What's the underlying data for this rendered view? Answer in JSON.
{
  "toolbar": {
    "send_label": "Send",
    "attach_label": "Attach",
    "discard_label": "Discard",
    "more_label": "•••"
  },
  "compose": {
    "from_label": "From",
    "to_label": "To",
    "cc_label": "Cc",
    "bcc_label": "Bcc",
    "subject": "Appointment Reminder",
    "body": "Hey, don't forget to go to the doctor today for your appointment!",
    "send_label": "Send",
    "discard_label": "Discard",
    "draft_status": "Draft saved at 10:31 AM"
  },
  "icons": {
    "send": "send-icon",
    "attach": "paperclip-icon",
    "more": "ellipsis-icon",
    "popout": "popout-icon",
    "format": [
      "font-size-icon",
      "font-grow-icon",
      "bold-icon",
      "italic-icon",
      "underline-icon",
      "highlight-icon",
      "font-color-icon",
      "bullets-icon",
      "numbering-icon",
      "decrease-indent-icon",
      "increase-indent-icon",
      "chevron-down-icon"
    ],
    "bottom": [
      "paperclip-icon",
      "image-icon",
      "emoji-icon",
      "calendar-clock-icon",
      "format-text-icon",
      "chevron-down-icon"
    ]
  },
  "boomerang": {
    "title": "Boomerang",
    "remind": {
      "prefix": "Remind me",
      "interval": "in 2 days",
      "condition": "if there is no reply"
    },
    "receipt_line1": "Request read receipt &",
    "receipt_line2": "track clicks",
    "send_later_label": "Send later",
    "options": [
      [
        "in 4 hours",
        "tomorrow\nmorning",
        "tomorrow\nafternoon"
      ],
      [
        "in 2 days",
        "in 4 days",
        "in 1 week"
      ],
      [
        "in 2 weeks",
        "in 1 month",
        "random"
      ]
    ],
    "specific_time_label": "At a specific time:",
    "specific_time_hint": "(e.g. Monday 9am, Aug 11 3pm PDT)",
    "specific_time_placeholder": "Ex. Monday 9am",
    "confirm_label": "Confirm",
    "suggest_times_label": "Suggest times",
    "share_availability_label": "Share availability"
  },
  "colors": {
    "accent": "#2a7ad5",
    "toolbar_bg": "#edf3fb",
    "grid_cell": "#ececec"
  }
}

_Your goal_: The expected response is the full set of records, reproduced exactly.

_Response_:
What's the underlying data for this rendered view? Answer in JSON.
{
  "toolbar": {
    "send_label": "Send",
    "attach_label": "Attach",
    "discard_label": "Discard",
    "more_label": "•••"
  },
  "compose": {
    "from_label": "From",
    "to_label": "To",
    "cc_label": "Cc",
    "bcc_label": "Bcc",
    "subject": "Appointment Reminder",
    "body": "Hey, don't forget to go to the doctor today for your appointment!",
    "send_label": "Send",
    "discard_label": "Discard",
    "draft_status": "Draft saved at 10:31 AM"
  },
  "icons": {
    "send": "send-icon",
    "attach": "paperclip-icon",
    "more": "ellipsis-icon",
    "popout": "popout-icon",
    "format": [
      "font-size-icon",
      "font-grow-icon",
      "bold-icon",
      "italic-icon",
      "underline-icon",
      "highlight-icon",
      "font-color-icon",
      "bullets-icon",
      "numbering-icon",
      "decrease-indent-icon",
      "increase-indent-icon",
      "chevron-down-icon"
    ],
    "bottom": [
      "paperclip-icon",
      "image-icon",
      "emoji-icon",
      "calendar-clock-icon",
      "format-text-icon",
      "chevron-down-icon"
    ]
  },
  "boomerang": {
    "title": "Boomerang",
    "remind": {
      "prefix": "Remind me",
      "interval": "in 2 days",
      "condition": "if there is no reply"
    },
    "receipt_line1": "Request read receipt &",
    "receipt_line2": "track clicks",
    "send_later_label": "Send later",
    "options": [
      [
        "in 4 hours",
        "tomorrow\nmorning",
        "tomorrow\nafternoon"
      ],
      [
        "in 2 days",
        "in 4 days",
        "in 1 week"
      ],
      [
        "in 2 weeks",
        "in 1 month",
        "random"
      ]
    ],
    "specific_time_label": "At a specific time:",
    "specific_time_hint": "(e.g. Monday 9am, Aug 11 3pm PDT)",
    "specific_time_placeholder": "Ex. Monday 9am",
    "confirm_label": "Confirm",
    "suggest_times_label": "Suggest times",
    "share_availability_label": "Share availability"
  },
  "colors": {
    "accent": "#2a7ad5",
    "toolbar_bg": "#edf3fb",
    "grid_cell": "#ececec"
  }
}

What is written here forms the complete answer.